The Democratic-controlled U.S. House of Representatives will deliver an impeachment charge against former President Donald Trump to the Senate on Monday, rejecting Republican Senate Minority Leader Mitch McConnell’s request for a delay.
Senate Majority Leader, Chuck Schumer, who displaced McConnell as the chamber’s leader after Democrats won two Georgia runoff elections this month, announced the move on the Senate floor on Friday.
Schumer did not say when Trump’s second impeachment trial would begin. But he emphasized the need to move quickly on confirmation of President Joe Biden’s Cabinet and other key administration officials.
“The House will deliver the article of impeachment to the Senate. The Senate will conduct a trial of the impeachment of Donald Trump. It will be a full trial. It will be a fair trial,” Schumer said.
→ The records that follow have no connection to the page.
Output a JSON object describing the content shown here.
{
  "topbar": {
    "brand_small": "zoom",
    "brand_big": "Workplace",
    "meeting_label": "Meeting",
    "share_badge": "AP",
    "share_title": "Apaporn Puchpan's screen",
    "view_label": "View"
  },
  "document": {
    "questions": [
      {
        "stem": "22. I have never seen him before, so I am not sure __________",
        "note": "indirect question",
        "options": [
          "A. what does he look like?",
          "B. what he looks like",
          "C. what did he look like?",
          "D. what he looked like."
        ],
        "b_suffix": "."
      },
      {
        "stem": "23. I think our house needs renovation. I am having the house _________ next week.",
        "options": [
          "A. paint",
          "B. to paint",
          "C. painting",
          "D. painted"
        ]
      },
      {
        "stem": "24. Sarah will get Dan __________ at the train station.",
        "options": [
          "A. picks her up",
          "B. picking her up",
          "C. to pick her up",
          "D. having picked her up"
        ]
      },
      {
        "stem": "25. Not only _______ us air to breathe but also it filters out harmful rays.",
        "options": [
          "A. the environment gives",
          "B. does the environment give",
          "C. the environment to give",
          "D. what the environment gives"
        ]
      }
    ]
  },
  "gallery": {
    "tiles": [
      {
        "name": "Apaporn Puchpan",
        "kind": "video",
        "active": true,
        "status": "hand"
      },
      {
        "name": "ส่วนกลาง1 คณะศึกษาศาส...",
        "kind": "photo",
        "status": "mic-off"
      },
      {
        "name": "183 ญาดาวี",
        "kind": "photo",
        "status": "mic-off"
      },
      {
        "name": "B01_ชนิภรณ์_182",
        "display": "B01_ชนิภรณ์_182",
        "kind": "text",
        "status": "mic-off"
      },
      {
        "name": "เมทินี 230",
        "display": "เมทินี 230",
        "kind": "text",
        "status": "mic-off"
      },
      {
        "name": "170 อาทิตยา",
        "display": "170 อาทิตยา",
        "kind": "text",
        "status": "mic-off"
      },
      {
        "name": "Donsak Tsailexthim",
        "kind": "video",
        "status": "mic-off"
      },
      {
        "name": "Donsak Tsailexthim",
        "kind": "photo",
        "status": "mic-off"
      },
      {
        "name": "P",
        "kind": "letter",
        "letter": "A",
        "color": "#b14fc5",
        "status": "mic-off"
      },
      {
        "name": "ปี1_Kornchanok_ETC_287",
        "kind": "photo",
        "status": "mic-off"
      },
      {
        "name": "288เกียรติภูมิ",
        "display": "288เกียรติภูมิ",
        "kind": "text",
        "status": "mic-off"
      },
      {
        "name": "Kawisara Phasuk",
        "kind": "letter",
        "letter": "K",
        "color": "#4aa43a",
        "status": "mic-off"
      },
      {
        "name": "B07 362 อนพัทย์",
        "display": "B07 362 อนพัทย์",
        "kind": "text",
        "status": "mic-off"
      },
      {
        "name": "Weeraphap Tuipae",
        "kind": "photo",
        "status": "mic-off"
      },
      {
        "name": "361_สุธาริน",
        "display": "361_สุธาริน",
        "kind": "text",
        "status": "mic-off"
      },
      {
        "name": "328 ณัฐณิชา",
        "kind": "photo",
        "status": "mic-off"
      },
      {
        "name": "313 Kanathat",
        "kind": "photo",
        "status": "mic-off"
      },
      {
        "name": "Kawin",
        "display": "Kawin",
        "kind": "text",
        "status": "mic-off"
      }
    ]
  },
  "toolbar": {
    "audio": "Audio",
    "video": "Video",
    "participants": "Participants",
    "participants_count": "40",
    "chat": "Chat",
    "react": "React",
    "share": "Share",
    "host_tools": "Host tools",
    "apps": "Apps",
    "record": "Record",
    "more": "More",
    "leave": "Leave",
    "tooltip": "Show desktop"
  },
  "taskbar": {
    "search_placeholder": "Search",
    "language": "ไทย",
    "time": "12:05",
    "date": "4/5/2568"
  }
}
House Speaker, Nancy Pelosi, confirmed the plan in a statement.
His remarks came the morning after McConnell asked the House to delay sending the charges until next Thursday, and called on Schumer to postpone the trial until mid-February to give Trump more time to prepare a defence against the charge that he incited an insurrection by his supporters who stormed the Capitol on January 6.
“This impeachment began with an unprecedentedly fast and minimal process over in the House,” McConnell said on Friday. “The sequel cannot be an insufficient Senate process that denies former President Trump his due process or damages the Senate or the presidency itself.”
Senate rules call for an impeachment trial to begin at 1 p.m. on the day after articles of impeachment are delivered to the upper legislative chamber of Congress, except for Sundays.
But Senator Richard Durbin, the No. 2 Senate Democrat, told MSNBC that lawmakers would “sit down and map this out as best we can, use every available minute.”
The moves come as Schumer and McConnell are struggling to assert control in a 50-50 chamber where Democrats hold a razor-thin majority thanks to Vice President Kamala Harris’ tie-breaking vote.
“I can’t imagine that both McConnell and Schumer don’t want to have a little more structure here, and particularly Schumer, leave a little more time to move forward with the early Biden decisions before we get locked into the trial,” Republican Senator Roy Blunt told reporters.